An elderly couple got a pay-day loan with an annual interest rate of 365%. Seriously. The Attorney General (AG) sought to investigate the loan under Colorado’s Uniform Consumer Credit Code and the Consumer Protection Act. After the lender Tulips, a Delaware company, ignored numerous orders to provide information, including an administrative investigative subpoena, the AG obtained a court order to compel compliance. Tulips challenged the jurisdiction of a Colorado court to enforce a subpoena served out-of-state on an out-of-state entity. The trial court concluded it lacked jurisdiction to enforce the subpoena. The court of appeals disagreed on two grounds: 1) the legislature authorized the AG to take reasonable actions to fulfill its statutory duties, and 2) an administrative subpoena is not limited like a judicial subpoena under CRCP 45. The subpoena was enforceable.
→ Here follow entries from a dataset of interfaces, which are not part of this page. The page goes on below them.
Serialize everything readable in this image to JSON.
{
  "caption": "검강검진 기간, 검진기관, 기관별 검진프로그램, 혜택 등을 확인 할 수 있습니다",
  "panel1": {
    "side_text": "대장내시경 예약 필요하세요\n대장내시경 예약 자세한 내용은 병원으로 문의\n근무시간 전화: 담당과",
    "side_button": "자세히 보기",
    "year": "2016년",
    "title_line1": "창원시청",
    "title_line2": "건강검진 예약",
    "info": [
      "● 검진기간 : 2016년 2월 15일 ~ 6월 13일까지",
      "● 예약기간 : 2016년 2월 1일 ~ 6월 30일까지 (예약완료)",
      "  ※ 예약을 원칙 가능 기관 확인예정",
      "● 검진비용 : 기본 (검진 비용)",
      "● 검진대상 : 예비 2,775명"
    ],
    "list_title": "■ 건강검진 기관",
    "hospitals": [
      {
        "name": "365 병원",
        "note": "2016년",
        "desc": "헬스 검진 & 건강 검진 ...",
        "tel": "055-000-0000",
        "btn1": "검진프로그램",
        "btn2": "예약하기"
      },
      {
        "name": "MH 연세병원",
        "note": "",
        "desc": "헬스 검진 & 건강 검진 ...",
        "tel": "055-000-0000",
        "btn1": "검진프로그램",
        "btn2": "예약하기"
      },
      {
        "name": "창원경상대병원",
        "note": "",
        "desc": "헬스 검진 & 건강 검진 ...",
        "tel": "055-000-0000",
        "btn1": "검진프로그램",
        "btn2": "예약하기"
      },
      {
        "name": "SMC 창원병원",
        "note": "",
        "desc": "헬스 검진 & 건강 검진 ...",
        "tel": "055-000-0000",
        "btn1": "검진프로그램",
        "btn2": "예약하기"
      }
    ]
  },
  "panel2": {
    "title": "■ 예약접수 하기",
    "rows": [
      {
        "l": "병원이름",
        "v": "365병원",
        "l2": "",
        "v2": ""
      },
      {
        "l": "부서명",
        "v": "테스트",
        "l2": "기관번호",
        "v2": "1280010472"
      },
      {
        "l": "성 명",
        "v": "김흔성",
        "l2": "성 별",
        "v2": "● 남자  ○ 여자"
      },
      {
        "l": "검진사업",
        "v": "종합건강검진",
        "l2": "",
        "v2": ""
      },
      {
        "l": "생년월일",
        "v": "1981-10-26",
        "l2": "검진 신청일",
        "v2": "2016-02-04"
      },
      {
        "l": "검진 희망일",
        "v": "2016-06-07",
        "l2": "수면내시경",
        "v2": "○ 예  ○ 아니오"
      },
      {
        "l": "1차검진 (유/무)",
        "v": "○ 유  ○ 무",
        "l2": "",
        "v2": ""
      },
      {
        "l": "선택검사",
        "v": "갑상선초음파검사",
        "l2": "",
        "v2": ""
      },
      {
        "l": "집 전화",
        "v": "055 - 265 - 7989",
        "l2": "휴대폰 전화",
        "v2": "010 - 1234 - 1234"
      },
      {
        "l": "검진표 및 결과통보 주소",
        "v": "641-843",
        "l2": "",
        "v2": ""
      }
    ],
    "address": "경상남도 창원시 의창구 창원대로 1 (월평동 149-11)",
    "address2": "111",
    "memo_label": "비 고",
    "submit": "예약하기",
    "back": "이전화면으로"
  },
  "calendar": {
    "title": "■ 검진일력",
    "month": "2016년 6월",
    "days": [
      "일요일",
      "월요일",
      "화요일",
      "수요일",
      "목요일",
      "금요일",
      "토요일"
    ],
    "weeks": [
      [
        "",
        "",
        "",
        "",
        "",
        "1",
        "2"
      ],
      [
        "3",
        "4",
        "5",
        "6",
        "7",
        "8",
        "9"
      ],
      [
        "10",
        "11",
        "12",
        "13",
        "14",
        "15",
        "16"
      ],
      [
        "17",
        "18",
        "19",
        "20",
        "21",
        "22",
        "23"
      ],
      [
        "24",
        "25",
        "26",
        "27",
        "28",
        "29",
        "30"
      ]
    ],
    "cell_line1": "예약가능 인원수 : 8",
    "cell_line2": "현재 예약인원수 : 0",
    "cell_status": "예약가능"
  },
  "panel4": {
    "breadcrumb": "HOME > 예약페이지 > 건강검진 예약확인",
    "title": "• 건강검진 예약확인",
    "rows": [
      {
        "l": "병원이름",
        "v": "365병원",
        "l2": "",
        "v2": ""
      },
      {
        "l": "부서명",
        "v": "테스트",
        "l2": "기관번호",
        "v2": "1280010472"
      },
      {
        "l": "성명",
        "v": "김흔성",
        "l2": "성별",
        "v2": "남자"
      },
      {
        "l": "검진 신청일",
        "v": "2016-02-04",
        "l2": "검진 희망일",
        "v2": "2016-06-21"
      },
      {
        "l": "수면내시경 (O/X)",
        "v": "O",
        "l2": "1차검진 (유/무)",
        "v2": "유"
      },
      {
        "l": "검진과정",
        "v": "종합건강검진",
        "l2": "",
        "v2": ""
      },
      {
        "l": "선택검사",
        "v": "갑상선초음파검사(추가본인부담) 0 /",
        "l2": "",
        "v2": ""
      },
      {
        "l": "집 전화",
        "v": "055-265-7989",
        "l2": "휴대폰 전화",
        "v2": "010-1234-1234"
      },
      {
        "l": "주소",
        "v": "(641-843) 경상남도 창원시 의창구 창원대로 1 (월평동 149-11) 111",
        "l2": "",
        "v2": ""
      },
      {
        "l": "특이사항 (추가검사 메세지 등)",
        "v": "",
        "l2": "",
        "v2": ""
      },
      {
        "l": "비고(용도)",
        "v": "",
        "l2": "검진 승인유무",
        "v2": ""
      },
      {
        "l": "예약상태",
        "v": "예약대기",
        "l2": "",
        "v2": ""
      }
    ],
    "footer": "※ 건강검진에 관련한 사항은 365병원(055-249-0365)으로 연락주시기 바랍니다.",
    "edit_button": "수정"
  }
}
Tag Archives: Loans or Lending
State ex. rel. John Suthers, Attorney General and Laura Udis, Administrator, Uniform Consumer Credit Code, v. Tulips Investments, LLC, d/b/a CashBanc, and David Blevins, 2012COA206 (November 21, 2012)
Hard money lenders are private investment companies that offer shorter term loans secured by real property when traditional commercial real estate loans are not available from banking institutions. Here, a hard money lender, CCI, insured against its own losses for want of fidelity by CCI’s own officers, with a fidelity bond from Lloyds. CCI officers allegedly committed fraud in attracting investors to invest in CCI, which made hard money loans to commercial real estate borrowers. Following CCI’s bankruptcy, investors sued Lloyds on behalf of CCI, and CCI itself, to recover losses. Lloyds claimed its policy did not cover the investors’ losses. The court of appeals agreed. Indirect losses to investors are protected by liability policies, not fidelity bonds. Because Lloyds issued a fidelity bond to protect CCI directly, it did not cover indirect losses by investors.